[Start of Attachment]

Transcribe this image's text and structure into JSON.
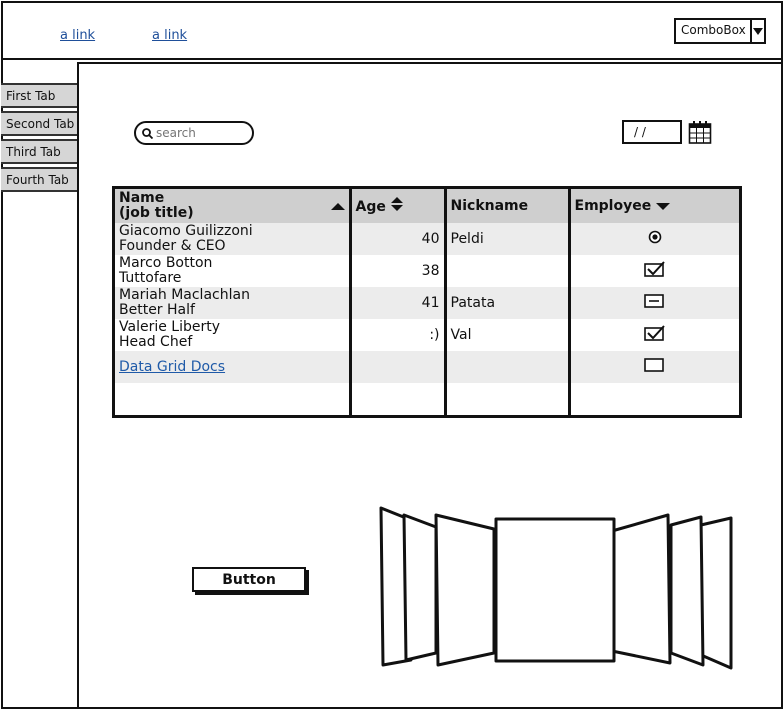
{
  "header": {
    "links": [
      "a link",
      "a link"
    ],
    "combobox": {
      "value": "ComboBox"
    }
  },
  "tabs": [
    "First Tab",
    "Second Tab",
    "Third Tab",
    "Fourth Tab"
  ],
  "toolbar": {
    "search_placeholder": "search",
    "date_value": "/ /"
  },
  "grid": {
    "columns": [
      {
        "label": "Name\n(job title)",
        "sort": "ascending"
      },
      {
        "label": "Age",
        "sort": "both"
      },
      {
        "label": "Nickname"
      },
      {
        "label": "Employee",
        "sort": "descending"
      }
    ],
    "rows": [
      {
        "name": "Giacomo Guilizzoni",
        "title": "Founder & CEO",
        "age": "40",
        "nickname": "Peldi",
        "employee": "radio-selected"
      },
      {
        "name": "Marco Botton",
        "title": "Tuttofare",
        "age": "38",
        "nickname": "",
        "employee": "checked"
      },
      {
        "name": "Mariah Maclachlan",
        "title": "Better Half",
        "age": "41",
        "nickname": "Patata",
        "employee": "indeterminate"
      },
      {
        "name": "Valerie Liberty",
        "title": "Head Chef",
        "age": ":)",
        "nickname": "Val",
        "employee": "checked"
      }
    ],
    "link_row": {
      "label": "Data Grid Docs",
      "employee": "unchecked"
    }
  },
  "button": {
    "label": "Button"
  },
  "cover_flow": {
    "icon": "cover-flow-icon"
  }
}
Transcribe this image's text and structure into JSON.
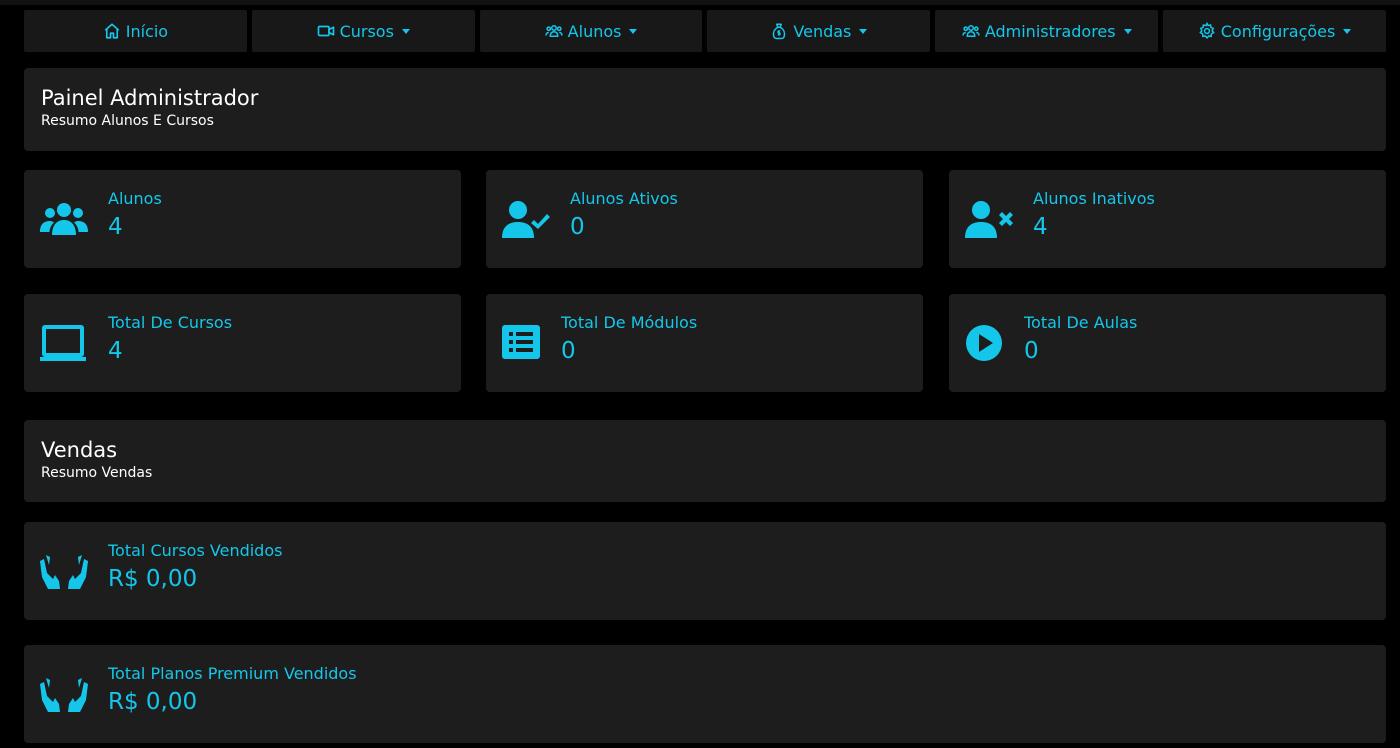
{
  "colors": {
    "accent": "#14c7ea",
    "panel": "#1d1d1d",
    "nav": "#181818",
    "background": "#000000"
  },
  "nav": {
    "items": [
      {
        "label": "Início",
        "icon": "home-icon",
        "dropdown": false
      },
      {
        "label": "Cursos",
        "icon": "video-icon",
        "dropdown": true
      },
      {
        "label": "Alunos",
        "icon": "users-icon",
        "dropdown": true
      },
      {
        "label": "Vendas",
        "icon": "money-bag-icon",
        "dropdown": true
      },
      {
        "label": "Administradores",
        "icon": "users-icon",
        "dropdown": true
      },
      {
        "label": "Configurações",
        "icon": "gear-icon",
        "dropdown": true
      }
    ]
  },
  "admin_panel": {
    "title": "Painel Administrador",
    "subtitle": "Resumo Alunos E Cursos"
  },
  "stats": [
    {
      "label": "Alunos",
      "value": "4",
      "icon": "users-icon"
    },
    {
      "label": "Alunos Ativos",
      "value": "0",
      "icon": "user-check-icon"
    },
    {
      "label": "Alunos Inativos",
      "value": "4",
      "icon": "user-times-icon"
    },
    {
      "label": "Total De Cursos",
      "value": "4",
      "icon": "laptop-icon"
    },
    {
      "label": "Total De Módulos",
      "value": "0",
      "icon": "list-icon"
    },
    {
      "label": "Total De Aulas",
      "value": "0",
      "icon": "play-circle-icon"
    }
  ],
  "sales_panel": {
    "title": "Vendas",
    "subtitle": "Resumo Vendas"
  },
  "sales": [
    {
      "label": "Total Cursos Vendidos",
      "value": "R$ 0,00",
      "icon": "hands-icon"
    },
    {
      "label": "Total Planos Premium Vendidos",
      "value": "R$ 0,00",
      "icon": "hands-icon"
    }
  ]
}
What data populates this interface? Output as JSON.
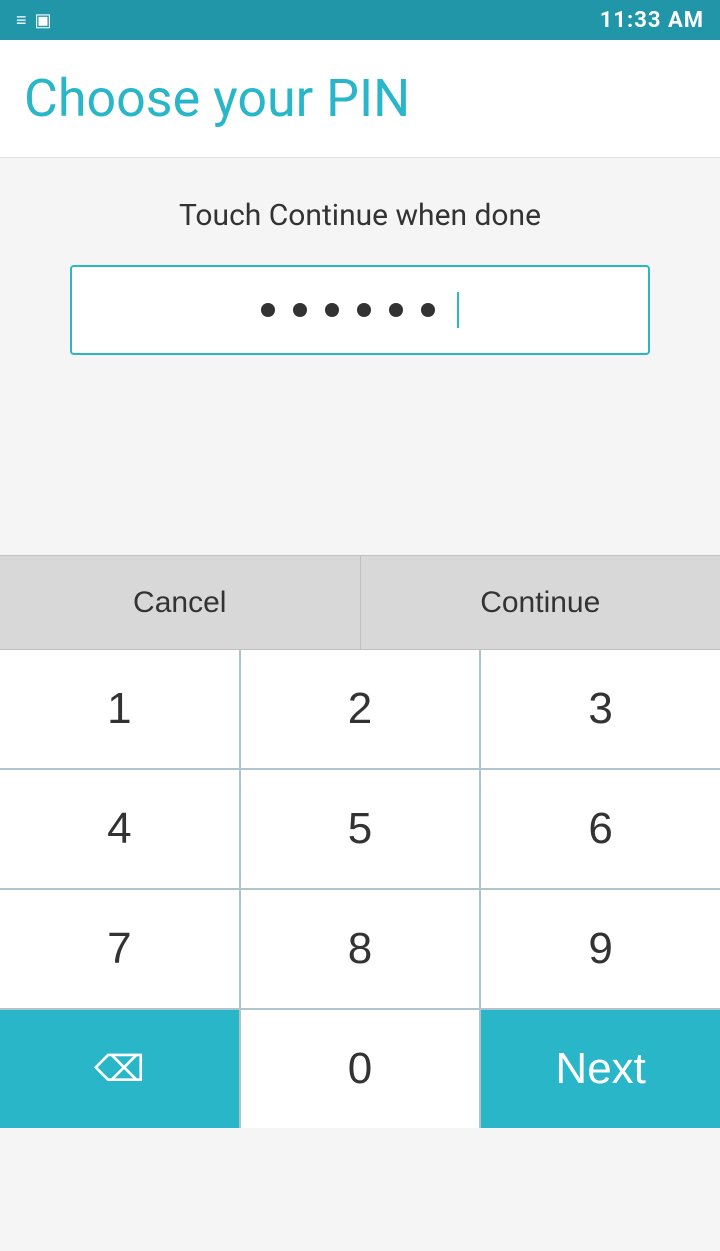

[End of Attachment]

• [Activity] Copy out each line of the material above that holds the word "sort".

• [Task answer]
        "sort": "ascending"
        "sort": "both"
        "sort": "descending"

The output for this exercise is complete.